Program or Project Management and Review Technique (PERT) is apt for those projects where the time required to accomplish different activities is not known. CPM or Critical Path Method is appropriate for the projects which are reappearing (recurring) in nature.
2. What is a CPM used for?
CPM or Critical Path Method is used to assist the project manager in scheduling the activities. It presumes that the activity time period is known with certainty.
3. When to use PERT and CPM?
PERT is stipulated according to events whilst CPM is ranged towards activities. A deterministic model is used in CPM. While PERT uses a probabilistic model. PERT is generally used in Research and development projects. CPM is generally used in a Construction project, Projects of repeatable nature like residential construction, rollouts, etc.
4. How PERT is Calculated?
PERT is an estimating technique that uses a weighted average of 3 numbers to come up with a final estimate.
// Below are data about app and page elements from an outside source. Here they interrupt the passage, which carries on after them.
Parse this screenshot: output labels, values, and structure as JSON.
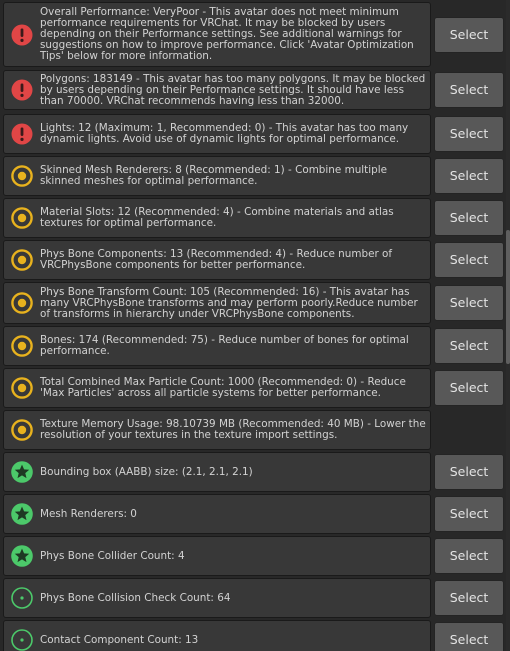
{
  "colors": {
    "error": "#e14646",
    "warning": "#e8b21e",
    "good": "#4cc96a",
    "panel": "#383838",
    "button": "#585858"
  },
  "select_label": "Select",
  "items": [
    {
      "level": "error",
      "icon": "error-icon",
      "has_button": true,
      "text": "Overall Performance: VeryPoor - This avatar does not meet minimum performance requirements for VRChat. It may be blocked by users depending on their Performance settings. See additional warnings for suggestions on how to improve performance. Click 'Avatar Optimization Tips' below for more information."
    },
    {
      "level": "error",
      "icon": "error-icon",
      "has_button": true,
      "text": "Polygons: 183149 - This avatar has too many polygons. It may be blocked by users depending on their Performance settings. It should have less than 70000. VRChat recommends having less than 32000."
    },
    {
      "level": "error",
      "icon": "error-icon",
      "has_button": true,
      "text": "Lights: 12 (Maximum: 1, Recommended: 0) - This avatar has too many dynamic lights. Avoid use of dynamic lights for optimal performance."
    },
    {
      "level": "warning",
      "icon": "warning-circle-icon",
      "has_button": true,
      "text": "Skinned Mesh Renderers: 8 (Recommended: 1) - Combine multiple skinned meshes for optimal performance."
    },
    {
      "level": "warning",
      "icon": "warning-circle-icon",
      "has_button": true,
      "text": "Material Slots: 12 (Recommended: 4) - Combine materials and atlas textures for optimal performance."
    },
    {
      "level": "warning",
      "icon": "warning-circle-icon",
      "has_button": true,
      "text": "Phys Bone Components: 13 (Recommended: 4) - Reduce number of VRCPhysBone components for better performance."
    },
    {
      "level": "warning",
      "icon": "warning-circle-icon",
      "has_button": true,
      "text": "Phys Bone Transform Count: 105 (Recommended: 16) - This avatar has many VRCPhysBone transforms and may perform poorly.Reduce number of transforms in hierarchy under VRCPhysBone components."
    },
    {
      "level": "warning",
      "icon": "warning-circle-icon",
      "has_button": true,
      "text": "Bones: 174 (Recommended: 75) - Reduce number of bones for optimal performance."
    },
    {
      "level": "warning",
      "icon": "warning-circle-icon",
      "has_button": true,
      "text": "Total Combined Max Particle Count: 1000 (Recommended: 0) - Reduce 'Max Particles' across all particle systems for better performance."
    },
    {
      "level": "warning",
      "icon": "warning-circle-icon",
      "has_button": false,
      "text": "Texture Memory Usage: 98.10739 MB (Recommended: 40 MB) - Lower the resolution of your textures in the texture import settings."
    },
    {
      "level": "excellent",
      "icon": "star-icon",
      "has_button": true,
      "text": "Bounding box (AABB) size: (2.1, 2.1, 2.1)"
    },
    {
      "level": "excellent",
      "icon": "star-icon",
      "has_button": true,
      "text": "Mesh Renderers: 0"
    },
    {
      "level": "excellent",
      "icon": "star-icon",
      "has_button": true,
      "text": "Phys Bone Collider Count: 4"
    },
    {
      "level": "good",
      "icon": "dot-circle-icon",
      "has_button": true,
      "text": "Phys Bone Collision Check Count: 64"
    },
    {
      "level": "good",
      "icon": "dot-circle-icon",
      "has_button": true,
      "text": "Contact Component Count: 13"
    }
  ]
}
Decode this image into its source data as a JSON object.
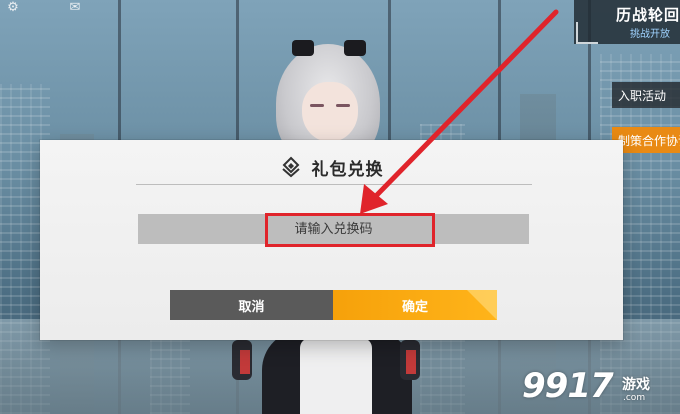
{
  "hud": {
    "event_title": "历战轮回",
    "event_subtitle": "挑战开放",
    "tab_entry": "入职活动",
    "tab_cooperation": "制策合作协议"
  },
  "dialog": {
    "title": "礼包兑换",
    "icon": "gift-emblem-icon",
    "input_value": "",
    "input_placeholder": "请输入兑换码",
    "cancel_label": "取消",
    "confirm_label": "确定"
  },
  "annotation": {
    "color": "#e0242b"
  },
  "watermark": {
    "logo_text": "9917",
    "sub": "游戏",
    "url": ".com"
  },
  "colors": {
    "dialog_bg": "#f0f0f0",
    "input_bg": "#bdbdbd",
    "cancel_bg": "#5a5a5a",
    "confirm_bg": "#f6a10a",
    "hud_accent": "#e98a14"
  }
}
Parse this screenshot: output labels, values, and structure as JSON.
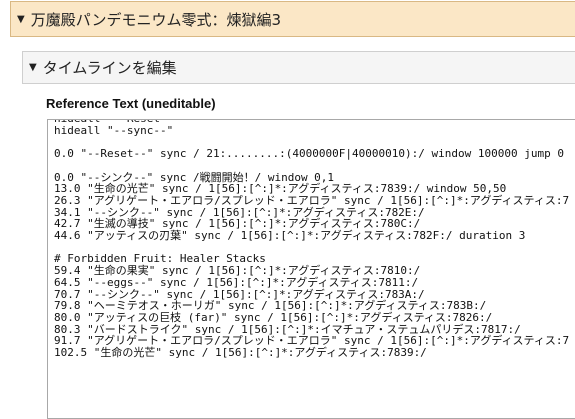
{
  "zone": {
    "title": "万魔殿パンデモニウム零式：煉獄編3"
  },
  "timeline_section": {
    "title": "タイムラインを編集"
  },
  "reference": {
    "label": "Reference Text (uneditable)",
    "lines": [
      "hideall \"--Reset--\"",
      "hideall \"--sync--\"",
      "",
      "0.0 \"--Reset--\" sync / 21:........:(4000000F|40000010):/ window 100000 jump 0",
      "",
      "0.0 \"--シンク--\" sync /戦闘開始！/ window 0,1",
      "13.0 \"生命の光芒\" sync / 1[56]:[^:]*:アグディスティス:7839:/ window 50,50",
      "26.3 \"アグリゲート・エアロラ/スプレッド・エアロラ\" sync / 1[56]:[^:]*:アグディスティス:7",
      "34.1 \"--シンク--\" sync / 1[56]:[^:]*:アグディスティス:782E:/",
      "42.7 \"生滅の導技\" sync / 1[56]:[^:]*:アグディスティス:780C:/",
      "44.6 \"アッティスの刃葉\" sync / 1[56]:[^:]*:アグディスティス:782F:/ duration 3",
      "",
      "# Forbidden Fruit: Healer Stacks",
      "59.4 \"生命の果実\" sync / 1[56]:[^:]*:アグディスティス:7810:/",
      "64.5 \"--eggs--\" sync / 1[56]:[^:]*:アグディスティス:7811:/",
      "70.7 \"--シンク--\" sync / 1[56]:[^:]*:アグディスティス:783A:/",
      "79.8 \"ヘーミテオス・ホーリガ\" sync / 1[56]:[^:]*:アグディスティス:783B:/",
      "80.0 \"アッティスの巨枝 (far)\" sync / 1[56]:[^:]*:アグディスティス:7826:/",
      "80.3 \"バードストライク\" sync / 1[56]:[^:]*:イマチュア・ステュムパリデス:7817:/",
      "91.7 \"アグリゲート・エアロラ/スプレッド・エアロラ\" sync / 1[56]:[^:]*:アグディスティス:7",
      "102.5 \"生命の光芒\" sync / 1[56]:[^:]*:アグディスティス:7839:/"
    ]
  }
}
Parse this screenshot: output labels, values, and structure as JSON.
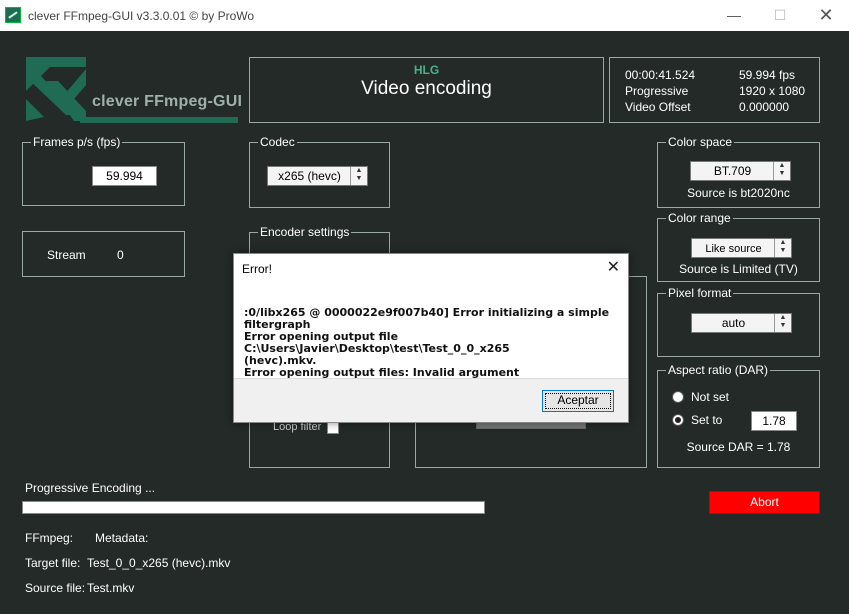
{
  "window": {
    "title": "clever FFmpeg-GUI v3.3.0.01   © by ProWo",
    "min": "—",
    "max": "☐",
    "close": "✕"
  },
  "logo": {
    "text": "clever FFmpeg-GUI"
  },
  "header": {
    "hlg": "HLG",
    "title": "Video encoding",
    "info": {
      "time": "00:00:41.524",
      "fps": "59.994 fps",
      "scan": "Progressive",
      "resolution": "1920 x 1080",
      "offset_label": "Video Offset",
      "offset_value": "0.000000"
    }
  },
  "fps_panel": {
    "title": "Frames p/s (fps)",
    "value": "59.994"
  },
  "stream_panel": {
    "label": "Stream",
    "value": "0"
  },
  "codec_panel": {
    "title": "Codec",
    "value": "x265 (hevc)"
  },
  "encoder_panel": {
    "title": "Encoder settings",
    "loop_filter": "Loop filter"
  },
  "color_space": {
    "title": "Color space",
    "value": "BT.709",
    "source": "Source is bt2020nc"
  },
  "color_range": {
    "title": "Color range",
    "value": "Like source",
    "source": "Source is Limited (TV)"
  },
  "pixel_format": {
    "title": "Pixel format",
    "value": "auto"
  },
  "aspect_ratio": {
    "title": "Aspect ratio (DAR)",
    "not_set": "Not set",
    "set_to": "Set to",
    "value": "1.78",
    "source": "Source DAR = 1.78"
  },
  "status": {
    "progress_label": "Progressive Encoding ...",
    "abort": "Abort",
    "ffmpeg_label": "FFmpeg:",
    "metadata_label": "Metadata:",
    "target_label": "Target file:",
    "target_value": "Test_0_0_x265 (hevc).mkv",
    "source_label": "Source file:",
    "source_value": "Test.mkv"
  },
  "dialog": {
    "title": "Error!",
    "close": "✕",
    "line1": ":0/libx265 @ 0000022e9f007b40] Error initializing a simple filtergraph",
    "line2": "Error opening output file C:\\Users\\Javier\\Desktop\\test\\Test_0_0_x265",
    "line3": "(hevc).mkv.",
    "line4": "Error opening output files: Invalid argument",
    "ok": "Aceptar"
  },
  "colors": {
    "background": "#232a27",
    "abort": "#ff0000",
    "logo": "#1f6b53",
    "hlg": "#4ab08a"
  }
}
The following PERT estimate is computed as (O + 4M + P)/6. This is known as “weighted average”.
Both PERT and CPM are managerial techniques that aim at achieving companies' goals, but in the case of PERT, uncertainty component is accepted and states as a part of the system. These can be used in combination with projects too.